Georgia Secretary of State Brian Kemp says Georgia’s election process has not been hacked, and that the system is not likely to be impacted by computer hackers.
Kemp was in Newnan on Friday – sitting down for an interview at The Newnan Times-Herald and speaking to the Newnan Rotary Club at Newnan Country Club. He talked about a range of topics during his interview – economic development and broadband expansion in rural Georgia, medical cannabis and the elections process.
He focused on the elections process during his speech to Rotary.
“We have not been hacked,” said Kemp, who is running for governor as a Republican. He said the computers that handle Georgia’s elections are not connected to the internet, and therefore not easily hacked. “The conspiracy theorists out there are off-base.”
He gave Coweta County as an example, saying someone would have to break into the elections office and – with a degree of expertise – dismantle machinery to access any elections data.
“That is not logical for that to happen,” he said. “I was never worried about our voting system being hacked. It’s not on the internet.”
Kemp said he has been working on making sure the process is secure for more than four years. When he took office, there was no cybersecurity officer or rules in place.
“After hiring three chief information officers and trying to restructure our IT department, I finally realized I’m never going to be able to hire someone at a government salary to restructure our IT department like we needed to,” he said.
“I went out and hired a private consulting firm,” he said. The company completely reworked the Secretary of State’s office computer system and acted as head of the office’s IT program for six months.
The firm did an assessment of the staff, as well as the network and systems. “Then we reorganized,” Kemp said.
All of the IT staff were let go and had to reapply. Only two of the 16 original employees were rehired. “It was literally the best decision I’ve made as secretary of state,” he said.
A business would have immediately attacked all the issues associated with a large computer system, but government offices – receiving money to operate in yearly chunks and without a tax advantage for spending more in a given year – had to prioritize and then work through the various issues.
“We started closing holes in our systems,” Kemp said.
The voter registration process does have an online component. The state’s voter list is monitored continually. Information can be reset and saved “if we ever get attacked, if we ever get pinged,” he said.
Kemp has taken some flack for not inviting U.S. Homeland Security officials to work with his office on cybersecurity, but said it would have taken nine months for Homeland Security to get to Atlanta. But more importantly, the assistance offered was related to things Kemp’s office was already doing.
Kemp said he is continually looking to make sure his office’s computers are secure. “We’ve had multiple different sets of eyes coming in. We’re always constantly looking at the next thing we need to do,” he said.
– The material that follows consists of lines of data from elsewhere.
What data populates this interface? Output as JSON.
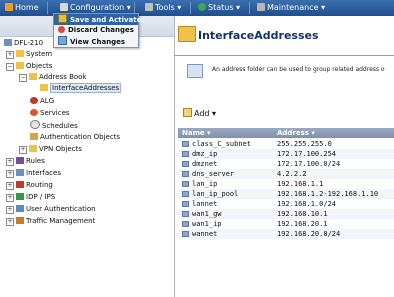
{
  "menubar": {
    "items": [
      {
        "label": "Home",
        "icon": "home-icon",
        "color": "#e8a02a"
      },
      {
        "label": "Configuration ▾",
        "icon": "configuration-icon",
        "color": "#d9d9d9"
      },
      {
        "label": "Tools ▾",
        "icon": "tools-icon",
        "color": "#c0c0c0"
      },
      {
        "label": "Status ▾",
        "icon": "status-icon",
        "color": "#3aa757"
      },
      {
        "label": "Maintenance ▾",
        "icon": "maintenance-icon",
        "color": "#b7b7b7"
      }
    ]
  },
  "dropdown": {
    "items": [
      {
        "label": "Save and Activate",
        "selected": true,
        "icon": "save-icon"
      },
      {
        "label": "Discard Changes",
        "selected": false,
        "icon": "discard-icon"
      },
      {
        "label": "View Changes",
        "selected": false,
        "icon": "view-icon"
      }
    ]
  },
  "tree": {
    "root": "DFL-210",
    "system": "System",
    "objects": "Objects",
    "address_book": "Address Book",
    "interface_addresses": "InterfaceAddresses",
    "alg": "ALG",
    "services": "Services",
    "schedules": "Schedules",
    "auth_objects": "Authentication Objects",
    "vpn_objects": "VPN Objects",
    "rules": "Rules",
    "interfaces": "Interfaces",
    "routing": "Routing",
    "idp_ips": "IDP / IPS",
    "user_auth": "User Authentication",
    "traffic_mgmt": "Traffic Management"
  },
  "main": {
    "title": "InterfaceAddresses",
    "description": "An address folder can be used to group related address o",
    "add_label": "Add ▾",
    "columns": {
      "name": "Name ▾",
      "address": "Address ▾"
    },
    "rows": [
      {
        "name": "class_C_subnet",
        "address": "255.255.255.0"
      },
      {
        "name": "dmz_ip",
        "address": "172.17.100.254"
      },
      {
        "name": "dmznet",
        "address": "172.17.100.0/24"
      },
      {
        "name": "dns_server",
        "address": "4.2.2.2"
      },
      {
        "name": "lan_ip",
        "address": "192.168.1.1"
      },
      {
        "name": "lan_ip_pool",
        "address": "192.168.1.2-192.168.1.10"
      },
      {
        "name": "lannet",
        "address": "192.168.1.0/24"
      },
      {
        "name": "wan1_gw",
        "address": "192.168.10.1"
      },
      {
        "name": "wan1_ip",
        "address": "192.168.20.1"
      },
      {
        "name": "wannet",
        "address": "192.168.20.0/24"
      }
    ]
  },
  "colors": {
    "menubar": "#2a5c9e",
    "accent": "#2e63a8",
    "title": "#13346b"
  }
}
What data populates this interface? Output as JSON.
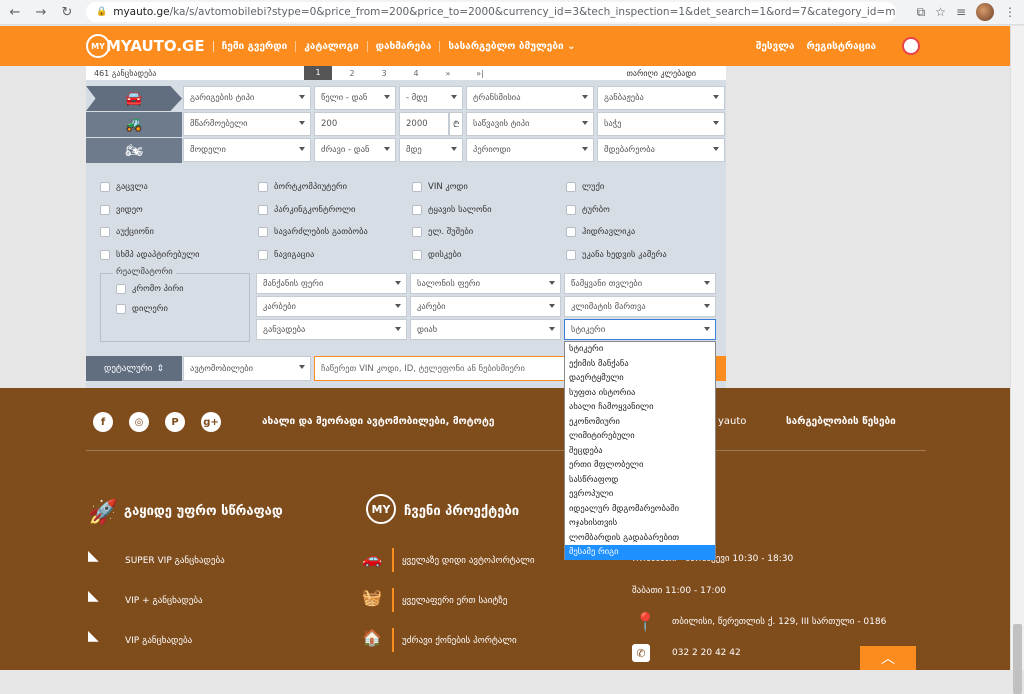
{
  "browser": {
    "url_host": "myauto.ge",
    "url_path": "/ka/s/avtomobilebi?stype=0&price_from=200&price_to=2000&currency_id=3&tech_inspection=1&det_search=1&ord=7&category_id=m0"
  },
  "header": {
    "logo": "MYAUTO.GE",
    "logo_badge": "MY",
    "nav": [
      "ჩემი გვერდი",
      "კატალოგი",
      "დახმარება",
      "სასარგებლო ბმულები ⌄"
    ],
    "login": "შესვლა",
    "register": "რეგისტრაცია"
  },
  "pagination": {
    "left": "461 განცხადება",
    "pages": [
      "1",
      "2",
      "3",
      "4",
      "»",
      "»|"
    ],
    "right": "თარიღი კლებადი"
  },
  "filters": {
    "row1": [
      "გარიგების ტიპი",
      "წელი - დან",
      "- მდე",
      "ტრანსმისია",
      "განბაჟება"
    ],
    "row2": [
      "მწარმოებელი",
      "200",
      "2000",
      "₾",
      "საწვავის ტიპი",
      "საჭე"
    ],
    "row3": [
      "მოდელი",
      "ძრავი - დან",
      "მდე",
      "პერიოდი",
      "მდებარეობა"
    ]
  },
  "checkboxes": {
    "col1": [
      "გაცვლა",
      "ვიდეო",
      "აუქციონი",
      "სხმპ ადაპტირებული"
    ],
    "col2": [
      "ბორტკომპიუტერი",
      "პარკინგკონტროლი",
      "სავარძლების გათბობა",
      "ნავიგაცია"
    ],
    "col3": [
      "VIN კოდი",
      "ტყავის სალონი",
      "ელ. შუშები",
      "დისკები"
    ],
    "col4": [
      "ლუქი",
      "ტურბო",
      "ჰიდრავლიკა",
      "უკანა ხედვის კამერა"
    ]
  },
  "realmatori": {
    "legend": "რეალმატორი",
    "options": [
      "კრომო პირი",
      "დილერი"
    ]
  },
  "extra_selects": {
    "row1": [
      "მანქანის ფერი",
      "სალონის ფერი",
      "წამყვანი თვლები"
    ],
    "row2": [
      "კარბები",
      "კარები",
      "კლიმატის მართვა"
    ],
    "row3": [
      "განვადება",
      "დიახ",
      "სტიკერი"
    ]
  },
  "bottom": {
    "detail": "დეტალური",
    "category": "ავტომობილები",
    "search_placeholder": "ჩაწერეთ VIN კოდი, ID, ტელეფონი ან ნებისმიერი"
  },
  "dropdown": {
    "items": [
      "სტიკერი",
      "ექიმის მანქანა",
      "დაერტყმული",
      "სუფთა ისტორია",
      "ახალი ჩამოყვანილი",
      "ეკონომიური",
      "ლიმიტირებული",
      "შეცდება",
      "ერთი მფლობელი",
      "სასწრაფოდ",
      "ევროპული",
      "იდეალურ მდგომარეობაში",
      "ოჯახისთვის",
      "ლომბარდის გადაბარებით",
      "მესამე რიგი"
    ],
    "selected_index": 14
  },
  "footer": {
    "social": [
      "f",
      "◎",
      "P",
      "g+"
    ],
    "headline": "ახალი და მეორადი ავტომობილები, მოტოტე",
    "headline_tail": "yauto",
    "rules": "სარგებლობის წესები",
    "col1_title": "გაყიდე უფრო სწრაფად",
    "col1_items": [
      "SUPER VIP განცხადება",
      "VIP + განცხადება",
      "VIP განცხადება"
    ],
    "col2_badge": "MY",
    "col2_title": "ჩვენი პროექტები",
    "col2_items": [
      "ყველაზე დიდი ავტოპორტალი",
      "ყველაფერი ერთ საიტზე",
      "უძრავი ქონების პორტალი"
    ],
    "hours": "ორშაბათი - პარასკევი 10:30 - 18:30",
    "saturday": "შაბათი 11:00 - 17:00",
    "address": "თბილისი, წერეთლის ქ. 129, III სართული - 0186",
    "phone": "032 2 20 42 42"
  }
}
“We’ve had some of the smoothest, best state elections we’ve ever had in the past few years, even with record turnouts,” Kemp said.
Kemp also talked about the push for a new voting system in Georgia that would create a paper trail. He said the cost for such a system will be $75 million - $100 million. He said a new process will also require time for training voting officials across the state.
“You need to be sure its a system the public likes,” he added.
Kemp talked about a pilot project done recently in Conyers. When a voter finished at the voting booth, he hit a button that instead of casting the ballot, printed out a ballot with that voter’s choices. The voter then reviewed the paper ballot and deposited it in a locked ballot box.
The paper ballots could then be scanned. “You have an electronic count, and you also have that paper record,” he said.
While the state’s election system has not been hacked, government databases are always being targeted. “Everybody’s fighting that battle,” he noted.
He also said that Russian meddling in the election has largely been work aiming to sway voters – using social media. “That has nothing to do with the elections system being hacked,” Kemp said.
Kemp is undertaking a 50-county bus tour. He spent time in Athens, Dahlonega, Ellijay, Dalton, Chickamauga, Columbus, Meriwether County and Fayetteville in the days leading up to his visit to Newnan. Later Friday, the State Bar of Georgia Forum in Atlanta was on his itinerary.
Metro counties are on his list for the coming week, and he has plans to visit Dublin, Warner Robins and Augusta after that. “It’s truly a statewide tour,” Kemp said.